Most world leaders are staying in the capital, though United States Vice-President Michael Pence, who is attending as President Donald Trump opted not to come, will reportedly fly in and out of Cairns in northern Australia.
The meeting was supposed to showcase the country's potential but is instead focusing attention on some of its endemic problems, including corruption, crime, preventable disease outbreaks, and an ailing economy. Papua New Guinea, an Australian colony until it gained independence in 1975, is one of only a handful of countries experiencing a polio comeback.
Delegates will likely leave impressed by the development in the country's capital Port Moresby... but delegates might equally leave worried by the country's severe health, economic and political problems, and the lack of action to address them.
PROFESSOR STEPHEN HOWES, from the Australian National University, on expectations of Papua New Guinea.
It has no women in Parliament, and the high level of domestic violence towards women has been labelled an emergency by Human Rights Watch.
About 40 per cent of the population of eight million live below the poverty line.
An expert on Papua New Guinea and the Pacific, Professor Stephen Howes, from the Australian National University, said the country's move in 2013 to host the summit had come amid high expectations.
At the time, the resource-rich nation's economy was booming and Prime Minister Peter O'Neill was addressing corruption.
In the years since, growth stalled as resources prices dropped, and an anti-corruption probe was abandoned after it started investigating Mr O'Neill.
"Delegates will likely leave impressed by the development in the country's capital, Port Moresby, by the prospects of future resource projects, by the country's vibrant culture, and by the successful execution of a year-long cycle of meetings," Prof Howes wrote on the East Asia Forum website.
"But delegates might equally leave worried by the country's severe health, economic and political problems, and the lack of action to address them."
To prepare for the summit, the airport had a A$30 million (S$30 million) upgrade, and a purpose-built A$35 million convention centre and a six-lane boulevard were constructed, supported by Chinese aid.
Indeed, China's growing ties across the Pacific are likely to attract much attention during the summit.

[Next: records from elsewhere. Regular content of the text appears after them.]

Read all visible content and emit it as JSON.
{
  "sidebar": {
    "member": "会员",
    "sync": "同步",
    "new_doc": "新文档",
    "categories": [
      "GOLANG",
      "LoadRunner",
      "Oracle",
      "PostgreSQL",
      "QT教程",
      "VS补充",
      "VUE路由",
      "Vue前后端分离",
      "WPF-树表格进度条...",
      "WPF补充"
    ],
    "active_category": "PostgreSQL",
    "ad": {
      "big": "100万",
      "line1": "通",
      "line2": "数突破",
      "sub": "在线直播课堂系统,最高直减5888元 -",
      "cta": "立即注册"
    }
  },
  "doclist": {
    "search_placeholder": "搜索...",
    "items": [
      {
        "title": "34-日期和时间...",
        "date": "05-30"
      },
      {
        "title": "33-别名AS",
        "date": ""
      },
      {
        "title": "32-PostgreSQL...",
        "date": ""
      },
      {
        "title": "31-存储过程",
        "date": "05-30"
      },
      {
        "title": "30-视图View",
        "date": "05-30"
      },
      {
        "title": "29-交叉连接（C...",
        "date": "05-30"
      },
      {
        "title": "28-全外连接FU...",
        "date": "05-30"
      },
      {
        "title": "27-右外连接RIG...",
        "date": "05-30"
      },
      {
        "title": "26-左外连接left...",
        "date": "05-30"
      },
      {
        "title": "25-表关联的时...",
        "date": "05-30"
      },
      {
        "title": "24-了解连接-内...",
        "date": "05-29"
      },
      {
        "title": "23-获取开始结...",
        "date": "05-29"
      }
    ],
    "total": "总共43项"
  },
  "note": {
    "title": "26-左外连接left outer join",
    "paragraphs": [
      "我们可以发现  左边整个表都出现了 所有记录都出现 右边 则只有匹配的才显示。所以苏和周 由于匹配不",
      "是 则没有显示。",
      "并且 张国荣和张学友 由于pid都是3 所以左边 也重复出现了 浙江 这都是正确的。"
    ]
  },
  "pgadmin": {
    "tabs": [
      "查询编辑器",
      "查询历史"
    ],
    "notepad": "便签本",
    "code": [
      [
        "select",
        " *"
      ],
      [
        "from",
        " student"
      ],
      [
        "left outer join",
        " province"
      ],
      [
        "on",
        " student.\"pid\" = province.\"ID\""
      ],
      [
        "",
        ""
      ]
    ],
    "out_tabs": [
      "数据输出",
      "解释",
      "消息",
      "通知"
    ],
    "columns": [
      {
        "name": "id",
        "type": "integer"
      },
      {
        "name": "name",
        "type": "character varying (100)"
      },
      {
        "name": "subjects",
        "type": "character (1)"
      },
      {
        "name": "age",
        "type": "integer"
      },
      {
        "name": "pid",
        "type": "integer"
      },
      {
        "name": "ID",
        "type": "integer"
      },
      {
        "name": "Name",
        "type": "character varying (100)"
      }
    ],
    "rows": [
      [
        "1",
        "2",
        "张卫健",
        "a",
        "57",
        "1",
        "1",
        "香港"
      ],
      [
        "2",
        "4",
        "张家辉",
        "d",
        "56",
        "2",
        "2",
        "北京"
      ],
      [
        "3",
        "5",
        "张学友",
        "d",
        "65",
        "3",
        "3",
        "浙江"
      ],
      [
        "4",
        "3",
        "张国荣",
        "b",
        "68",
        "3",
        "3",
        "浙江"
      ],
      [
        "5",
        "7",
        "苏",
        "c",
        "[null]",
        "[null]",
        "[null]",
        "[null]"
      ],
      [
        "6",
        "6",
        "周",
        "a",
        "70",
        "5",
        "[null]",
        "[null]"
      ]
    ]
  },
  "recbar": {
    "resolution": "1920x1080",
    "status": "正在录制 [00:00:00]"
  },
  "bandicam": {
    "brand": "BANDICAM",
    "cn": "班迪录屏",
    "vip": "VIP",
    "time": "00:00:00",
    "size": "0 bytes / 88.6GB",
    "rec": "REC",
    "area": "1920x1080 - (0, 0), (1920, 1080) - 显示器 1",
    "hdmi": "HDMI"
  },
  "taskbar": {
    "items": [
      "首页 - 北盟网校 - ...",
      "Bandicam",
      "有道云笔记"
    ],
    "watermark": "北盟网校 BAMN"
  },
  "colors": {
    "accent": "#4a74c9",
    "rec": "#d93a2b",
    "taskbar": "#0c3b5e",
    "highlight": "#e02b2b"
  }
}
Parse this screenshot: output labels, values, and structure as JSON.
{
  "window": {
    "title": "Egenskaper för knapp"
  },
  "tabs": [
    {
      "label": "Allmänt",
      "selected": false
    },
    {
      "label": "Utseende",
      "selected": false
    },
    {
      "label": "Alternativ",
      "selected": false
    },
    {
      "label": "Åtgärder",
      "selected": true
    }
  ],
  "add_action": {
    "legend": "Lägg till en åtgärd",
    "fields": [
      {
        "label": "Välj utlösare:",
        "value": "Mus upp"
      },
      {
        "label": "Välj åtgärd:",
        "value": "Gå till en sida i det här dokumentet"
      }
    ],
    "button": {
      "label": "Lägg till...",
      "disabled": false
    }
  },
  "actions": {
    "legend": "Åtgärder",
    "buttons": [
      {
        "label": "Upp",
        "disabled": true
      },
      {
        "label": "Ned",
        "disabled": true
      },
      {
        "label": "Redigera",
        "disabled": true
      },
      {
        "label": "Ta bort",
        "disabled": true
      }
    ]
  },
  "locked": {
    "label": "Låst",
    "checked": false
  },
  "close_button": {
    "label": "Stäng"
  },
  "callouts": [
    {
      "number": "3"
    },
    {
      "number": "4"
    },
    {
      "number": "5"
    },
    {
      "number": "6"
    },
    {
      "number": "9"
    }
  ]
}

In contrast with Mr Trump's absence, Chinese President Xi Jinping arrived early to meet the heads of those Pacific countries that recognise China but not Taiwan.
China's growing aid and loans in the region have worried Australia and New Zealand, prompting the two nations to substantially boost their Pacific aid funding.
In a statement published in Papua New Guinea's two main newspapers on Wednesday, Mr Xi said he wanted to enhance solidarity and cooperation with Pacific island countries.
"The relations between China and Pacific island countries are now better than ever and face important opportunities of development," he wrote.
But Australia still provides, by far, the most aid to Papua New Guinea and has strong links, including a shared passion for rugby league.
About 1,500 Australian defence personnel have been deployed to assist with security for the Apec meetings, along with a helicopter-carrying warship and patrol boats.
The summit may give a slight boost to the economy, but it is doubtful whether rural areas, where much of the population lives, will benefit.
The country's problems with corruption and leadership were typified by the strange arrival of the costly Maseratis.
The cars, and the heavy spending on Apec while much of the nation suffers from inadequate health and education services, prompted anger and led to protests and a one-day strike.
The government has since said it will sell the cars after the summit, but the claim that all costs will be recouped has been greeted with understandable scepticism.